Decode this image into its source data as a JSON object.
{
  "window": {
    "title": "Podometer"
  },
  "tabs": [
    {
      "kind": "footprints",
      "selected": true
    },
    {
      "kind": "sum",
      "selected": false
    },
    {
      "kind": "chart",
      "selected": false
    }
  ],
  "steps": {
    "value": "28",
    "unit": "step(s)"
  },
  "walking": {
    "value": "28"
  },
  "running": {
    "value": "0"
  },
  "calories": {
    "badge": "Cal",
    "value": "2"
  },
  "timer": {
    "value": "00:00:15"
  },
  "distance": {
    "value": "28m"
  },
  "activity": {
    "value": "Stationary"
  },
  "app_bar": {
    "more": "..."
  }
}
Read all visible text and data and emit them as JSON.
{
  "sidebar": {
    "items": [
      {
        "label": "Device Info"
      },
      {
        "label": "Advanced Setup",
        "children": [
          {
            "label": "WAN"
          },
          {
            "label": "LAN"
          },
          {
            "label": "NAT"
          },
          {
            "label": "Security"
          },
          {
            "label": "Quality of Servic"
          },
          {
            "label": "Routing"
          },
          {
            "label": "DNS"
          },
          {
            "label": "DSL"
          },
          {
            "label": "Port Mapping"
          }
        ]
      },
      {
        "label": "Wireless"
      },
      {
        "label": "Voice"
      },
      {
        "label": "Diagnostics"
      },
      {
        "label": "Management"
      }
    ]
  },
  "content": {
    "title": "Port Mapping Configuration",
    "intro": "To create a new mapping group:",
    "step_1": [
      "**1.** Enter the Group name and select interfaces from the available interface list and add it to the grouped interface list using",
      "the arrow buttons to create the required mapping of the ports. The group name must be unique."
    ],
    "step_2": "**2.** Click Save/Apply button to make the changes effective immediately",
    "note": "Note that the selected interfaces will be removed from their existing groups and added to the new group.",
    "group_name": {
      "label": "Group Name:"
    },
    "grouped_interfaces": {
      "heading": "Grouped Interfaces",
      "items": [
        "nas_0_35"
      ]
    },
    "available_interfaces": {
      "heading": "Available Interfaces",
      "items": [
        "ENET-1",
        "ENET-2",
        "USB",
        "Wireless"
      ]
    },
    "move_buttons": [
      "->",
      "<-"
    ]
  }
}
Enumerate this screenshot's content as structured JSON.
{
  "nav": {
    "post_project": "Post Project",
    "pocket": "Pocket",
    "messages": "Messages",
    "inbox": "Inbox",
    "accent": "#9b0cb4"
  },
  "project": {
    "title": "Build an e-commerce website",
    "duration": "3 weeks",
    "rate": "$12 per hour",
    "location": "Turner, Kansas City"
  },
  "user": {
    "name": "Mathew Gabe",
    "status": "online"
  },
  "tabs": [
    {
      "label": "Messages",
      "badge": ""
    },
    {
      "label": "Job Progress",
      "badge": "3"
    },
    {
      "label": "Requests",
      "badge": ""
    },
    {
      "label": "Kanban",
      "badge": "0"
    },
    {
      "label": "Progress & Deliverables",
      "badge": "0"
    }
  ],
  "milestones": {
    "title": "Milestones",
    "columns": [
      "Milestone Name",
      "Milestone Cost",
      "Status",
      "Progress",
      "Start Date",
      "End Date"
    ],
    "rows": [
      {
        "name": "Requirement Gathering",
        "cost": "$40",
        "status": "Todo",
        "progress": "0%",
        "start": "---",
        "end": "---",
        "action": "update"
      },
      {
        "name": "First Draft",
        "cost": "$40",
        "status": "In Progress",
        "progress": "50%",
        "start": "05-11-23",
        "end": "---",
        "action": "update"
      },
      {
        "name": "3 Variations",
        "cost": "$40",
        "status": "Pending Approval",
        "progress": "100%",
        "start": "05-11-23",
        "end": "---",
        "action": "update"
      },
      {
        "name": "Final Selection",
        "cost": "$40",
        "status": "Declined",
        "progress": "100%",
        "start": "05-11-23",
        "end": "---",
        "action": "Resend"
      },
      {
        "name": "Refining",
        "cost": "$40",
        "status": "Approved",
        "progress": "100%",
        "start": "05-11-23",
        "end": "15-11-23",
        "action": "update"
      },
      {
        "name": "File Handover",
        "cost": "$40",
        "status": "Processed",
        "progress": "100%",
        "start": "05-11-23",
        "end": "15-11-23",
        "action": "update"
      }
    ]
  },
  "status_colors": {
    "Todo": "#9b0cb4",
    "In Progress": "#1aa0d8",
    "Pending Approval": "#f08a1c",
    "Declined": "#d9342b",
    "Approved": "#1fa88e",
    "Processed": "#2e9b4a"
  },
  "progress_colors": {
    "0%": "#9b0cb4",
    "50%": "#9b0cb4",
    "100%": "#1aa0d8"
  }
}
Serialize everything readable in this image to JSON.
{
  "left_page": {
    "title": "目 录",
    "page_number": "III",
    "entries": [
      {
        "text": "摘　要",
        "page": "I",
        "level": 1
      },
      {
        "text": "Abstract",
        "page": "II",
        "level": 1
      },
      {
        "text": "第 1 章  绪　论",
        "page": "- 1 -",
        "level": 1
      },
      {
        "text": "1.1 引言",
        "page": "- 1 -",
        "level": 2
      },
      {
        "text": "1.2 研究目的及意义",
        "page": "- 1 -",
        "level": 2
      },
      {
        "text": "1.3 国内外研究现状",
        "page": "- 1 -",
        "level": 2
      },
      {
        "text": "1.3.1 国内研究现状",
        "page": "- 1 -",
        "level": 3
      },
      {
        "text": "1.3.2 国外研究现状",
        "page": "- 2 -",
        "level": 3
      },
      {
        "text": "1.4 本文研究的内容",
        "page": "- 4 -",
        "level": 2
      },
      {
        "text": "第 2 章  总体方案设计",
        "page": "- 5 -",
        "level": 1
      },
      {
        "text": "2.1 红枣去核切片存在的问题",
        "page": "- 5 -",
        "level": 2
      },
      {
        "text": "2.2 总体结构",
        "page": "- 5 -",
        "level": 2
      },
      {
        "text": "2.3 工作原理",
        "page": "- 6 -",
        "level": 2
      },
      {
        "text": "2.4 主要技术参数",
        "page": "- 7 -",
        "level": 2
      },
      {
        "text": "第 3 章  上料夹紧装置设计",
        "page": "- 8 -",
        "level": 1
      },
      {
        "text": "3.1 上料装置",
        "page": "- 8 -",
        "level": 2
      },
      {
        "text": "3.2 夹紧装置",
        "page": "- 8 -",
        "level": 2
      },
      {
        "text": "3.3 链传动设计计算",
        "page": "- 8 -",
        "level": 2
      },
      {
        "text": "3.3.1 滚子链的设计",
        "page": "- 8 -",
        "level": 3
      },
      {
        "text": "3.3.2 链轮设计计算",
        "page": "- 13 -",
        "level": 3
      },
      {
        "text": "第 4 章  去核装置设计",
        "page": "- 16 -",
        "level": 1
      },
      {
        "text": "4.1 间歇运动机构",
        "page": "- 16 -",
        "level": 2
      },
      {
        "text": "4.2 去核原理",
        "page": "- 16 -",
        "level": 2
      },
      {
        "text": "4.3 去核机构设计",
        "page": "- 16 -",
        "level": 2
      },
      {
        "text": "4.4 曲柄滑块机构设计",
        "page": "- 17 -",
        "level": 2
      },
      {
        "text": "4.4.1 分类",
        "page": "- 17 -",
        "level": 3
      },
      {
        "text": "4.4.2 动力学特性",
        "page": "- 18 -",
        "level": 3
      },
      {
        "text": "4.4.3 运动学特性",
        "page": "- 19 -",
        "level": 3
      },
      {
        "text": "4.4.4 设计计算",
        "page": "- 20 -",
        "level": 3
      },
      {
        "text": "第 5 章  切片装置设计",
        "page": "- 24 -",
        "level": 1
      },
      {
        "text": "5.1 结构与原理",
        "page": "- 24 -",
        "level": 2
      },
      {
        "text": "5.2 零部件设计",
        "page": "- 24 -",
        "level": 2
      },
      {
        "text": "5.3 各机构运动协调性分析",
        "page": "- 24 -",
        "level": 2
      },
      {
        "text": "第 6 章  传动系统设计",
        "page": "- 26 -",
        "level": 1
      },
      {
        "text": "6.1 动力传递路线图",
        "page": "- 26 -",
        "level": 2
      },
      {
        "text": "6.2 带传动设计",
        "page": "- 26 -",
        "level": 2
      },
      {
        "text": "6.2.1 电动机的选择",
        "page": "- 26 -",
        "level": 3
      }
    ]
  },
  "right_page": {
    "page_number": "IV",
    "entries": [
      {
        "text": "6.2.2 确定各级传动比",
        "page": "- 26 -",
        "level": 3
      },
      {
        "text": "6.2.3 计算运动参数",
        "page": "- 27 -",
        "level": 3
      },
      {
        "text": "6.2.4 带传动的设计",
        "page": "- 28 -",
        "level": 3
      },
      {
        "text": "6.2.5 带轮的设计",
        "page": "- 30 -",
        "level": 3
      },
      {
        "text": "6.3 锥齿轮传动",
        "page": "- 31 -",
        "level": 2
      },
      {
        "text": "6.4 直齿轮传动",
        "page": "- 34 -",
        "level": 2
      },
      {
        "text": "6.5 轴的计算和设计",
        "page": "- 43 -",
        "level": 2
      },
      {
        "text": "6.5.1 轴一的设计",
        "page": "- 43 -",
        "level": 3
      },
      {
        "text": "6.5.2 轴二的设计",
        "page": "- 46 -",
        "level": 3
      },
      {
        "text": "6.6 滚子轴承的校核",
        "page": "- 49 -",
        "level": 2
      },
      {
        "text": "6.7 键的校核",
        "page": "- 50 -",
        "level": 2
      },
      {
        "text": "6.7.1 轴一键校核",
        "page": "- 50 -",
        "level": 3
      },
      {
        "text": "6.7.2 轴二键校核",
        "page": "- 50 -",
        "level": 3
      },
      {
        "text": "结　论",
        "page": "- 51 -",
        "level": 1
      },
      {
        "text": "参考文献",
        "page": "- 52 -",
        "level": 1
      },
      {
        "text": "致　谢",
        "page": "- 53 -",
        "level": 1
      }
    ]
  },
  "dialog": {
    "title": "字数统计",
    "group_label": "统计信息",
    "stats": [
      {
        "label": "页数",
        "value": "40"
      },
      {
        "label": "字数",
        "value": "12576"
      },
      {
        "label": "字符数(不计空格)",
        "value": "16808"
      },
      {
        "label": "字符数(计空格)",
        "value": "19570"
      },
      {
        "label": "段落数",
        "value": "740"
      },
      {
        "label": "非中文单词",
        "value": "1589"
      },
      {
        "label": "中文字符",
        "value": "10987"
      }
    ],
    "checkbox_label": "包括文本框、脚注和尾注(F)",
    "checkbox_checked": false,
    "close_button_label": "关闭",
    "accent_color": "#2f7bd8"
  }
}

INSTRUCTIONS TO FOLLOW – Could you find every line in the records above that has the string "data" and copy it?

YOUR SOLUTION –
Decode this image into its source data as a JSON object.
Read all visible text and data and emit them as JSON.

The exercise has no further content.